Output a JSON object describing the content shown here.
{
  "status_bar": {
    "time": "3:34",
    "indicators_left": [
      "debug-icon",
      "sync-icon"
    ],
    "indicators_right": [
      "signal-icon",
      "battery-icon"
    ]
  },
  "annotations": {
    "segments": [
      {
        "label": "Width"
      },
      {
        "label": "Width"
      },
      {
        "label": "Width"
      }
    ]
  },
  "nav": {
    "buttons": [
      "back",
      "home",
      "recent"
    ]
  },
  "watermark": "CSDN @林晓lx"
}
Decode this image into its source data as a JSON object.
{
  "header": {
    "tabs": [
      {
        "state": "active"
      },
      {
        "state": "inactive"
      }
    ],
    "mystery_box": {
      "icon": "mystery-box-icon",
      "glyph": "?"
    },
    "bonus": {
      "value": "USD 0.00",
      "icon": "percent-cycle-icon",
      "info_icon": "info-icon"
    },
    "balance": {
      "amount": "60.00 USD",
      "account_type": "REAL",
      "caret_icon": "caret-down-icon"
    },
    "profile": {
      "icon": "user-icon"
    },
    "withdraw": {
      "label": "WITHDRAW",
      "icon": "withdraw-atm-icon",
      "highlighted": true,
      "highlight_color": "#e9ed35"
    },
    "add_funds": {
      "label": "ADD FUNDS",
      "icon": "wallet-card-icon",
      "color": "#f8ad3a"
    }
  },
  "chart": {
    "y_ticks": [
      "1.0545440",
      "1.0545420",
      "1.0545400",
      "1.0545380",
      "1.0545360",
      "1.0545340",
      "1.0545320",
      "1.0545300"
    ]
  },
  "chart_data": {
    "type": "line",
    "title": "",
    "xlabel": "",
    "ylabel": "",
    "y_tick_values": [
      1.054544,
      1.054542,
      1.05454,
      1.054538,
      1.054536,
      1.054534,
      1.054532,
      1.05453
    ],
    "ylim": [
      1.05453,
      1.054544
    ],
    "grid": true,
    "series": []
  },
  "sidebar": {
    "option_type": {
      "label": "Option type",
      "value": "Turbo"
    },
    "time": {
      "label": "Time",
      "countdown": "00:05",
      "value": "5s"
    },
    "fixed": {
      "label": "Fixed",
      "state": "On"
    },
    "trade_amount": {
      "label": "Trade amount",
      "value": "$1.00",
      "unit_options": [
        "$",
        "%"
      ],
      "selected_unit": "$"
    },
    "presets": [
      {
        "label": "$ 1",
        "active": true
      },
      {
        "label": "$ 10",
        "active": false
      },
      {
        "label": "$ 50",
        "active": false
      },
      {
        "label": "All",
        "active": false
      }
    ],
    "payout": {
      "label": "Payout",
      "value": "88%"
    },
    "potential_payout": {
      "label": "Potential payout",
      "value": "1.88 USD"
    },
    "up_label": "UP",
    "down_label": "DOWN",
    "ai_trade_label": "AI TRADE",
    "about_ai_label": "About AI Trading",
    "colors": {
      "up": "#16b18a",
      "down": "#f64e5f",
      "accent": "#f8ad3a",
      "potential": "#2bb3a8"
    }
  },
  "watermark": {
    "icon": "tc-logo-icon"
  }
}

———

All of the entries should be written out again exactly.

Output a JSON object describing the content shown here.
{
  "status_bar": {
    "time": "3:34",
    "indicators_left": [
      "debug-icon",
      "sync-icon"
    ],
    "indicators_right": [
      "signal-icon",
      "battery-icon"
    ]
  },
  "annotations": {
    "segments": [
      {
        "label": "Width"
      },
      {
        "label": "Width"
      },
      {
        "label": "Width"
      }
    ]
  },
  "nav": {
    "buttons": [
      "back",
      "home",
      "recent"
    ]
  },
  "watermark": "CSDN @林晓lx"
}
Decode this image into its source data as a JSON object.
{
  "header": {
    "tabs": [
      {
        "state": "active"
      },
      {
        "state": "inactive"
      }
    ],
    "mystery_box": {
      "icon": "mystery-box-icon",
      "glyph": "?"
    },
    "bonus": {
      "value": "USD 0.00",
      "icon": "percent-cycle-icon",
      "info_icon": "info-icon"
    },
    "balance": {
      "amount": "60.00 USD",
      "account_type": "REAL",
      "caret_icon": "caret-down-icon"
    },
    "profile": {
      "icon": "user-icon"
    },
    "withdraw": {
      "label": "WITHDRAW",
      "icon": "withdraw-atm-icon",
      "highlighted": true,
      "highlight_color": "#e9ed35"
    },
    "add_funds": {
      "label": "ADD FUNDS",
      "icon": "wallet-card-icon",
      "color": "#f8ad3a"
    }
  },
  "chart": {
    "y_ticks": [
      "1.0545440",
      "1.0545420",
      "1.0545400",
      "1.0545380",
      "1.0545360",
      "1.0545340",
      "1.0545320",
      "1.0545300"
    ]
  },
  "chart_data": {
    "type": "line",
    "title": "",
    "xlabel": "",
    "ylabel": "",
    "y_tick_values": [
      1.054544,
      1.054542,
      1.05454,
      1.054538,
      1.054536,
      1.054534,
      1.054532,
      1.05453
    ],
    "ylim": [
      1.05453,
      1.054544
    ],
    "grid": true,
    "series": []
  },
  "sidebar": {
    "option_type": {
      "label": "Option type",
      "value": "Turbo"
    },
    "time": {
      "label": "Time",
      "countdown": "00:05",
      "value": "5s"
    },
    "fixed": {
      "label": "Fixed",
      "state": "On"
    },
    "trade_amount": {
      "label": "Trade amount",
      "value": "$1.00",
      "unit_options": [
        "$",
        "%"
      ],
      "selected_unit": "$"
    },
    "presets": [
      {
        "label": "$ 1",
        "active": true
      },
      {
        "label": "$ 10",
        "active": false
      },
      {
        "label": "$ 50",
        "active": false
      },
      {
        "label": "All",
        "active": false
      }
    ],
    "payout": {
      "label": "Payout",
      "value": "88%"
    },
    "potential_payout": {
      "label": "Potential payout",
      "value": "1.88 USD"
    },
    "up_label": "UP",
    "down_label": "DOWN",
    "ai_trade_label": "AI TRADE",
    "about_ai_label": "About AI Trading",
    "colors": {
      "up": "#16b18a",
      "down": "#f64e5f",
      "accent": "#f8ad3a",
      "potential": "#2bb3a8"
    }
  },
  "watermark": {
    "icon": "tc-logo-icon"
  }
}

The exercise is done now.